Latest on the Stanley Cup Finalists, Tim Thomas may sit out a year, Marian Gaborik faces shoulder surgery, latest on top prospect Nail Yakupov, and more.
LOS ANGELES TIMES: The Kings hope to continue their phenomenal road success in Game Two of the Stanley Cup Final in New Jersey. They’re an incredible 9-0 on the road in this year’s playoffs.
NORTHJERSEY.COM: Devils star forwards Ilya Kovalchuk and Zach Parise, held scoreless in Game One, expect a better effort from their side in Game Two. Team owner Jeff Vanderbeek, who was plagued with financial difficulties over the past year, expects to remain the team’s owner for a long time to come.
BOSTON HERALD/CSNNE.COM/BOSTON GLOBE: There’s a strong possibility Bruins goaltender Tim Thomas could sit out next season due to family issues, raising questions over what management will do if he decides to go that route. Suspension is one possibility, though because of his “over-35” contract, it wouldn’t remove his salary from their cap hit for next season. If Thomas does sit out, it will put the spotlight upon Tuukka Rask to step in and prove himself as a starting goaltender.

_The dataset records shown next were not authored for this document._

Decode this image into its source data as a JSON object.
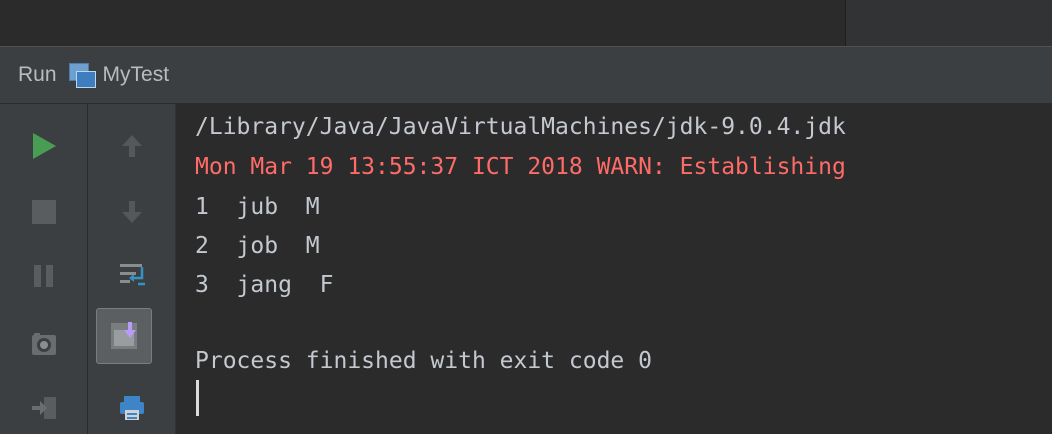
{
  "header": {
    "run_label": "Run",
    "config_icon": "run-configuration-icon",
    "config_name": "MyTest"
  },
  "toolbar": {
    "rerun_icon": "rerun-icon",
    "stop_icon": "stop-icon",
    "pause_icon": "pause-icon",
    "dump_threads_icon": "camera-icon",
    "exit_icon": "exit-icon",
    "up_icon": "arrow-up-icon",
    "down_icon": "arrow-down-icon",
    "soft_wrap_icon": "soft-wrap-icon",
    "scroll_to_end_icon": "scroll-to-end-icon",
    "print_icon": "print-icon"
  },
  "console": {
    "lines": [
      {
        "text": "/Library/Java/JavaVirtualMachines/jdk-9.0.4.jdk",
        "color": "#c4c9d0"
      },
      {
        "text": "Mon Mar 19 13:55:37 ICT 2018 WARN: Establishing",
        "color": "#ff6b68"
      },
      {
        "text": "1  jub  M",
        "color": "#c4c9d0"
      },
      {
        "text": "2  job  M",
        "color": "#c4c9d0"
      },
      {
        "text": "3  jang  F",
        "color": "#c4c9d0"
      },
      {
        "text": "",
        "color": "#c4c9d0"
      },
      {
        "text": "Process finished with exit code 0",
        "color": "#c4c9d0"
      }
    ]
  },
  "colors": {
    "background": "#2b2b2b",
    "panel": "#3c3f41",
    "run_green": "#499c54",
    "error_red": "#ff6b68",
    "accent_purple": "#b99bf8"
  }
}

SPECTOR’S NOTE: There’s more on Thomas and the Bruins in today’s Rumor update.
NBC SPORTS PRO HOCKEY TALK: NY Rangers forward Marian Gaborik suffered a serious shoulder injury early in this year’s playoffs, which will require surgery and should sidelined him for between five-six months. Gaborik came under considerable criticism for not playing well as the post-season went on and his offensive production declined. Those critics now owe him an apology, but he won’t get one. Once again, folks, if a star player isn’t performing well in the post-season, it usually means they’re nursing an injury. Don’t be so quick to assume otherwise.
THE GLOBE AND MAIL: Top prospect Nail Yakupov is trying to prove he’s not a “stereotypical Russian prospect”, distancing himself from comparisons of recent Russian prospect flameouts Nikolay Zherdev and Nikita Filatov. Yakupov is the real deal, gang. He’s got tremendous skills and will be a star in the NHL. My only concern about him isn’t the country of his birth, his size (5-10, 189 – roughly what Sidney Crosby was when he was drafted in 2005) or the possibility he might be lured away by the KHL, but his recent concussion history. Otherwise, he wants to follow in the footsteps of Ovechkin and Malkin, and has the skills to do it.
KUKLA’S KORNER: Rangers forward Mats Zuccarello has signed with KHL’s Mettalurg Magnitogorsk, CSKA Moscow’s talks with Nashville Predators forward Alexander Radulov are “in the home stretch”, and Blue Jackets defenseman Brett Lebda “is close to signing a contract with Barys Astana of the KHL”. Try to contain yourself from panicking over the “talent drain” to the KHL.